I had to use a high temp sealant on my exhaust manifold bolts too when my engine went back together. :cool:
05-10-2010, 03:31 AM
Man you're bummin' me out. So I got the plug out (well, in, then out) pretty easily, even at the 30 degree angle I had to work with (thanks for talking me off the ledge :)) and you were right - it had not been replaced. This raises some serious concern for me about the block as you say. Thing was, it was bored and honed. One would think it was cleaned properly first as you say. I'm gonna give the machine shop a call Monday and give them what for, and demand a refund, or else some really bad press will come for them from my way. They came recommended from a guy I knew who worked at an auto store - should have went to the guys who did the '59 ford I had years earlier...
05-10-2010, 04:47 AM
Steve, I said, "I hope I'm wrong". That was for YOUR sake. I don't mean to bum you out, but at least now you are enlightened.

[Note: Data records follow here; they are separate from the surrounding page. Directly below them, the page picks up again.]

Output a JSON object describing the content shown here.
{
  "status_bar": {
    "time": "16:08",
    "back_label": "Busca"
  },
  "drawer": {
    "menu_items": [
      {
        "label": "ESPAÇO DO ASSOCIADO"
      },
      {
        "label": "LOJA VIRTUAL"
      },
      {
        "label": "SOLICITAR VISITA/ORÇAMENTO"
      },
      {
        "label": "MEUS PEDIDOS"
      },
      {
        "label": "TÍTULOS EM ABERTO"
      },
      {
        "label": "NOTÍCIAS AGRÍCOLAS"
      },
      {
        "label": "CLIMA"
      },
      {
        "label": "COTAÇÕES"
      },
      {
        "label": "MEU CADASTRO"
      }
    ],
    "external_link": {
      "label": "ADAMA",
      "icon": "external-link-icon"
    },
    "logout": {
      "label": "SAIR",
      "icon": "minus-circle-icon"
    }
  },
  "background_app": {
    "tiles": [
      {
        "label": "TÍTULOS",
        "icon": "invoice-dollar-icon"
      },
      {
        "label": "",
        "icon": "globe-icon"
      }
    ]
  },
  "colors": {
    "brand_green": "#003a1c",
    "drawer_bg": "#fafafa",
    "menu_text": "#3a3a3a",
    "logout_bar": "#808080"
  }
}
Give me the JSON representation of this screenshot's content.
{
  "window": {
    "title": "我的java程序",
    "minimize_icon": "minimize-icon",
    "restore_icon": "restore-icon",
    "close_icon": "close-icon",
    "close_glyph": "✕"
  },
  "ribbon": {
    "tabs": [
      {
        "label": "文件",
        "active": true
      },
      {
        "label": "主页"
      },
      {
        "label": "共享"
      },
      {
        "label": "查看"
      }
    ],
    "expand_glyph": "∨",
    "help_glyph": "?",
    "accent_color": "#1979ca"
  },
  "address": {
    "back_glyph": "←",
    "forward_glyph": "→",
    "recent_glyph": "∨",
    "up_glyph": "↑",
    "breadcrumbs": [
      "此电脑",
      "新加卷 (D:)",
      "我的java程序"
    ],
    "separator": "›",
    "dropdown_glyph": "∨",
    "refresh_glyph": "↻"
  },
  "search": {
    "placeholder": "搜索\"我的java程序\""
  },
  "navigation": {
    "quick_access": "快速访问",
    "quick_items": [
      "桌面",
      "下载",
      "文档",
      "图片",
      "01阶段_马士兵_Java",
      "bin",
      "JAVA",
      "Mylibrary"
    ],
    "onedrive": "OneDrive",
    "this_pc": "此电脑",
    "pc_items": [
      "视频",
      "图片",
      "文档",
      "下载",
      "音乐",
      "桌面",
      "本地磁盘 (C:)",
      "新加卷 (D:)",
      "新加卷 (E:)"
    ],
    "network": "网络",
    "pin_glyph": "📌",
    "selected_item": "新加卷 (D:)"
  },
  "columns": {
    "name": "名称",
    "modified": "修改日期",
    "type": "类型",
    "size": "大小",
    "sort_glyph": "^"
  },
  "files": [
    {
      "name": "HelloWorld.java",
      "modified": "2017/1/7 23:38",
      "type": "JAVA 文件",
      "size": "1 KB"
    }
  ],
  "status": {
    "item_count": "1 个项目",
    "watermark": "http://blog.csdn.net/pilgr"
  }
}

Just a couple months ago, we had a guy in Germany that paid six grand for a tranny overhaul. Turns out they never took it down past the filter! That law suit is going on as we speak.
Two 'wrongs' don't make a 'right'. If you paid to have your block 'boiled', this is STANDARD PROCEEDURE and they should have done it. Sorry for yelling, but I get upset when folks pay their money in good faith, then get ripped off.
Every rebuilder knows, these fifty year-old blocks have fifty year's accumulation of lime and rust. (Case in point; your freeze plugs.) We expect that after fifty years. Some engines overheat so bad from so much junk inside, they get pulled just to have them boiled.
Machine shops around Detroit won't put a block on a mill unless it's clean. Some shops won't bore, unless the block is Magnafluxed for cracks. It's all about proper proceedure and quality work. There is NO sense in doing work on a cracked casting. Too often, we catch poor workmanship after it's too late.
Here's a link to my favorite engine builder, D & S Engine Specialists (http://www.dsengine.com/services/index.html), in Clawson, Michigan. They are a full service facility and they work WITH the customer. Check out their standard proceedure. D&S has bored a few blocks for me. Here's one of them. (http://home.comcast.net/~simplyconnected/59Ford/Engine%20Parts/Block/default.htm) Steve, I should have taken pictures before I primed the block. The brass freeze plugs would have jumped right out at you. - Dave
vBulletin® v3.6.8, Copyright ©2000-2017, Jelsoft Enterprises Ltd.